Copy each line below that contains "Smith".

Given data START

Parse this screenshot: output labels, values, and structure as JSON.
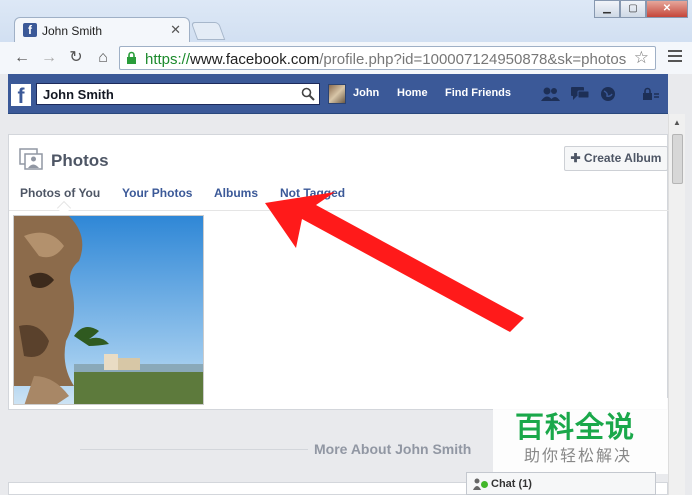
{
  "browser": {
    "tab_title": "John Smith",
    "url_scheme": "https://",
    "url_domain": "www.facebook.com",
    "url_path": "/profile.php?id=100007124950878&sk=photos"
  },
  "fb": {
    "search_value": "John Smith",
    "nav": {
      "profile": "John",
      "home": "Home",
      "find_friends": "Find Friends"
    }
  },
  "photos": {
    "title": "Photos",
    "create_album": "Create Album",
    "tabs": [
      "Photos of You",
      "Your Photos",
      "Albums",
      "Not Tagged"
    ],
    "active_tab": "Photos of You"
  },
  "more_about": "More About John Smith",
  "chat": {
    "label": "Chat (1)"
  },
  "watermark": {
    "line1": "百科全说",
    "line2": "助你轻松解决"
  },
  "colors": {
    "fb_blue": "#3b5998",
    "arrow_red": "#ff1a1a",
    "watermark_green": "#1aa84a"
  }
}
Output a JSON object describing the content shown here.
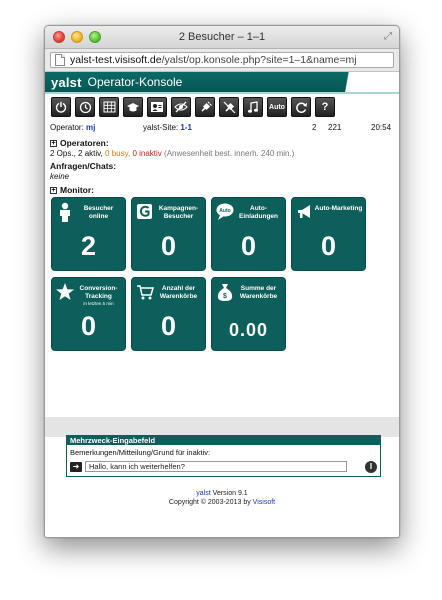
{
  "window": {
    "title": "2 Besucher – 1–1",
    "url_host": "yalst-test.visisoft.de",
    "url_path": "/yalst/op.konsole.php?site=1–1&name=mj"
  },
  "brand": {
    "logo": "yalst",
    "title": "Operator-Konsole",
    "accent_color": "#0d5f5b"
  },
  "toolbar": {
    "buttons": [
      {
        "icon": "power-icon"
      },
      {
        "icon": "clock-icon"
      },
      {
        "icon": "grid-icon"
      },
      {
        "icon": "graduation-cap-icon"
      },
      {
        "icon": "user-card-icon"
      },
      {
        "icon": "eye-crossed-icon"
      },
      {
        "icon": "plug-icon"
      },
      {
        "icon": "plug-off-icon"
      },
      {
        "icon": "music-note-icon"
      },
      {
        "icon": "auto-icon",
        "label": "Auto"
      },
      {
        "icon": "refresh-icon"
      },
      {
        "icon": "help-icon",
        "label": "?"
      }
    ]
  },
  "status": {
    "operator_label": "Operator:",
    "operator_value": "mj",
    "site_label": "yalst-Site:",
    "site_value": "1-1",
    "count1": "2",
    "count2": "221",
    "time": "20:54"
  },
  "operators": {
    "heading": "Operatoren:",
    "ops": "2 Ops.,",
    "active": "2 aktiv,",
    "busy": "0 busy,",
    "inactive": "0 inaktiv",
    "note": "(Anwesenheit best. innerh. 240 min.)"
  },
  "requests": {
    "heading": "Anfragen/Chats:",
    "value": "keine"
  },
  "monitor": {
    "heading": "Monitor:",
    "tiles": [
      {
        "icon": "person-icon",
        "label": "Besucher online",
        "value": "2"
      },
      {
        "icon": "g-campaign-icon",
        "label": "Kampagnen-Besucher",
        "value": "0"
      },
      {
        "icon": "auto-invite-icon",
        "label": "Auto-Einladungen",
        "value": "0"
      },
      {
        "icon": "megaphone-icon",
        "label": "Auto-Marketing",
        "value": "0"
      },
      {
        "icon": "star-icon",
        "label": "Conversion-Tracking",
        "sublabel": "in letzten 5 min",
        "value": "0"
      },
      {
        "icon": "cart-icon",
        "label": "Anzahl der Warenkörbe",
        "value": "0"
      },
      {
        "icon": "money-bag-icon",
        "label": "Summe der Warenkörbe",
        "value": "0.00"
      }
    ]
  },
  "multi": {
    "heading": "Mehrzweck-Eingabefeld",
    "label": "Bemerkungen/Mitteilung/Grund für inaktiv:",
    "input_value": "Hallo, kann ich weiterhelfen?"
  },
  "footer": {
    "product": "yalst",
    "version": "Version 9.1",
    "copyright": "Copyright © 2003-2013 by",
    "company": "Visisoft"
  }
}
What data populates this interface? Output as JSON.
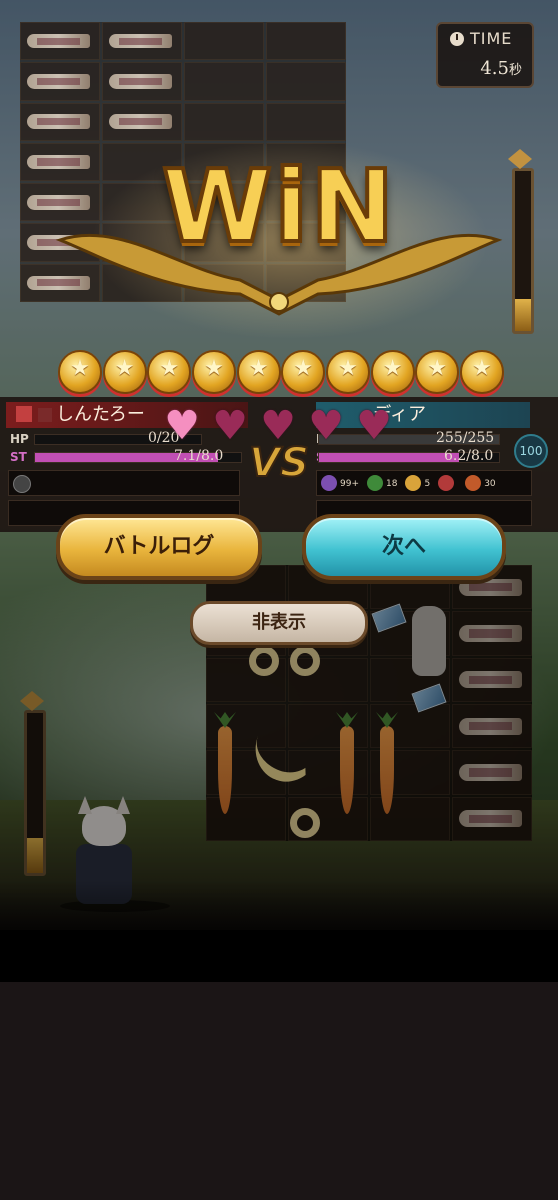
{
  "timer": {
    "label": "TIME",
    "value": "4.5",
    "unit": "秒",
    "icon": "clock-icon"
  },
  "result": {
    "title": "WiN"
  },
  "stars": {
    "count": 10,
    "icon": "star-medal-icon"
  },
  "player": {
    "name": "しんたろー",
    "hp_label": "HP",
    "hp_value": "0/20",
    "hp_fraction": 0,
    "st_label": "ST",
    "st_value": "7.1/8.0",
    "st_fraction": 0.8875
  },
  "opponent": {
    "name": "ディア",
    "hp_label": "HP",
    "hp_value": "255/255",
    "hp_fraction": 1,
    "st_label": "ST",
    "st_value": "6.2/8.0",
    "st_fraction": 0.775,
    "shield_value": "100",
    "effects": [
      {
        "color": "#7c4fb0",
        "num": "99+"
      },
      {
        "color": "#3f8a3a",
        "num": "18"
      },
      {
        "color": "#d9a33a",
        "num": "5"
      },
      {
        "color": "#b23a3a",
        "num": ""
      },
      {
        "color": "#c25a2a",
        "num": "30"
      }
    ]
  },
  "vs_label": "VS",
  "hearts": {
    "filled": 1,
    "total": 5
  },
  "buttons": {
    "battle_log": "バトルログ",
    "next": "次へ",
    "hide": "非表示"
  },
  "colors": {
    "gold": "#f7cf55",
    "hp_bar": "#d8d0c2",
    "st_bar": "#c14fb4",
    "opponent_hp_bar": "#3a3a3a"
  }
}
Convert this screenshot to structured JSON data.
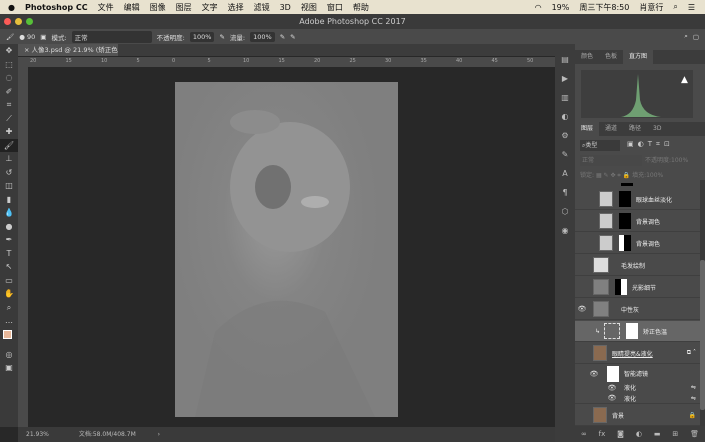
{
  "menubar": {
    "apple": "",
    "items": [
      "Photoshop CC",
      "文件",
      "编辑",
      "图像",
      "图层",
      "文字",
      "选择",
      "滤镜",
      "3D",
      "视图",
      "窗口",
      "帮助"
    ],
    "battery": "19%",
    "clock": "周三下午8:50",
    "user": "肖意行"
  },
  "window": {
    "title": "Adobe Photoshop CC 2017"
  },
  "options": {
    "brush_size": "90",
    "mode_label": "模式:",
    "mode_value": "正常",
    "opacity_label": "不透明度:",
    "opacity_value": "100%",
    "flow_label": "流量:",
    "flow_value": "100%"
  },
  "document_tab": {
    "label": "人像3.psd @ 21.9% (矫正色温, RGB/8) *"
  },
  "ruler": {
    "ticks": [
      "20",
      "15",
      "10",
      "5",
      "0",
      "5",
      "10",
      "15",
      "20",
      "25",
      "30",
      "35",
      "40",
      "45",
      "50"
    ]
  },
  "status": {
    "zoom": "21.93%",
    "doc": "文档:58.0M/408.7M"
  },
  "panels": {
    "top_tabs": [
      "颜色",
      "色板",
      "直方图"
    ],
    "top_active": "直方图",
    "layer_tabs": [
      "图层",
      "通道",
      "路径",
      "3D"
    ],
    "filter_kind": "类型",
    "blend_mode": "正常",
    "opacity_label": "不透明度:",
    "opacity_value": "100%",
    "lock_label": "锁定:",
    "fill_label": "填充:",
    "fill_value": "100%"
  },
  "layers": [
    {
      "name": "眼球血丝淡化",
      "visible": false
    },
    {
      "name": "背景调色",
      "visible": false
    },
    {
      "name": "背景调色",
      "visible": false
    },
    {
      "name": "毛发绘制",
      "visible": false
    },
    {
      "name": "光影细节",
      "visible": false
    },
    {
      "name": "中性灰",
      "visible": true
    },
    {
      "name": "矫正色温",
      "visible": false,
      "selected": true
    },
    {
      "name": "眼睛提亮&液化",
      "visible": false
    },
    {
      "name": "智能滤镜",
      "visible": true
    },
    {
      "name": "液化",
      "visible": true
    },
    {
      "name": "液化",
      "visible": true
    },
    {
      "name": "背景",
      "visible": false
    }
  ],
  "colors": {
    "menubar": "#e8e2cf",
    "workspace": "#282828",
    "panel": "#4a4a4a",
    "histogram": "#6f9f72",
    "foreground": "#e8b89a"
  }
}
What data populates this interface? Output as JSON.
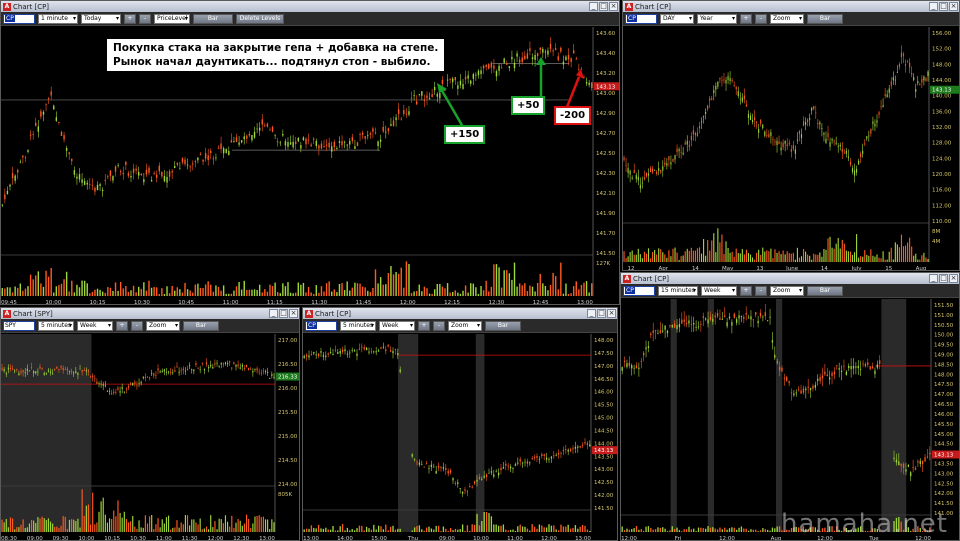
{
  "windows": {
    "main": {
      "title": "Chart [CP]",
      "symbol": "CP",
      "interval": "1 minute",
      "range": "Today",
      "study": "PriceLevel",
      "type_btn": "Bar",
      "delete_btn": "Delete Levels",
      "plus": "+",
      "minus": "-",
      "yticks": [
        "143.60",
        "143.40",
        "143.20",
        "143.00",
        "142.90",
        "142.70",
        "142.50",
        "142.30",
        "142.10",
        "141.90",
        "141.70",
        "141.50"
      ],
      "xticks": [
        "09:45",
        "10:00",
        "10:15",
        "10:30",
        "10:45",
        "11:00",
        "11:15",
        "11:30",
        "11:45",
        "12:00",
        "12:15",
        "12:30",
        "12:45",
        "13:00"
      ],
      "last_price": "143.13",
      "vol_label": "127K",
      "annotation_line1": "Покупка стака на закрытие гепа + добавка на степе.",
      "annotation_line2": "Рынок начал даунтикать... подтянул стоп - выбило.",
      "tag_150": "+150",
      "tag_50": "+50",
      "tag_200": "-200"
    },
    "day": {
      "title": "Chart [CP]",
      "symbol": "CP",
      "interval": "DAY",
      "range": "Year",
      "zoom": "Zoom",
      "type_btn": "Bar",
      "plus": "+",
      "minus": "-",
      "yticks": [
        "156.00",
        "152.00",
        "148.00",
        "144.00",
        "140.00",
        "136.00",
        "132.00",
        "128.00",
        "124.00",
        "120.00",
        "116.00",
        "112.00",
        "110.00"
      ],
      "xticks": [
        "12",
        "Apr",
        "14",
        "May",
        "13",
        "June",
        "14",
        "July",
        "15",
        "Aug"
      ],
      "first_xtick": "Apr",
      "last_price": "143.13",
      "vol_labels": [
        "8M",
        "4M"
      ]
    },
    "spy": {
      "title": "Chart [SPY]",
      "symbol": "SPY",
      "interval": "5 minutes",
      "range": "Week",
      "zoom": "Zoom",
      "type_btn": "Bar",
      "plus": "+",
      "minus": "-",
      "yticks": [
        "217.00",
        "216.50",
        "216.00",
        "215.50",
        "215.00",
        "214.50",
        "214.00"
      ],
      "xticks": [
        "08:30",
        "09:00",
        "09:30",
        "10:00",
        "10:15",
        "10:30",
        "11:00",
        "11:30",
        "12:00",
        "12:30",
        "13:00"
      ],
      "last_price": "216.33",
      "vol_label": "805K"
    },
    "cp5": {
      "title": "Chart [CP]",
      "symbol": "CP",
      "interval": "5 minutes",
      "range": "Week",
      "zoom": "Zoom",
      "type_btn": "Bar",
      "plus": "+",
      "minus": "-",
      "yticks": [
        "148.00",
        "147.50",
        "147.00",
        "146.50",
        "146.00",
        "145.50",
        "145.00",
        "144.50",
        "144.00",
        "143.50",
        "143.00",
        "142.50",
        "142.00",
        "141.50"
      ],
      "xticks": [
        "13:00",
        "14:00",
        "15:00",
        "Thu",
        "09:00",
        "10:00",
        "11:00",
        "12:00",
        "13:00"
      ],
      "last_price": "143.13"
    },
    "cp15": {
      "title": "Chart [CP]",
      "symbol": "CP",
      "interval": "15 minutes",
      "range": "Week",
      "zoom": "Zoom",
      "type_btn": "Bar",
      "plus": "+",
      "minus": "-",
      "yticks": [
        "151.50",
        "151.00",
        "150.50",
        "150.00",
        "149.50",
        "149.00",
        "148.50",
        "148.00",
        "147.50",
        "147.00",
        "146.50",
        "146.00",
        "145.50",
        "145.00",
        "144.50",
        "144.00",
        "143.50",
        "143.00",
        "142.50",
        "142.00",
        "141.50",
        "141.00"
      ],
      "xticks": [
        "12:00",
        "Fri",
        "12:00",
        "Aug",
        "12:00",
        "Tue",
        "12:00"
      ],
      "last_price": "143.13"
    }
  },
  "watermark": "hamaha.net",
  "colors": {
    "up": "#9fd639",
    "down": "#ff5a1f",
    "level": "#d01010",
    "axis": "#d6c66a"
  }
}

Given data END

■ **Result of the exercise**:
    "tab_title": "John Smith",
    "search_value": "John Smith",
  "more_about": "More About John Smith",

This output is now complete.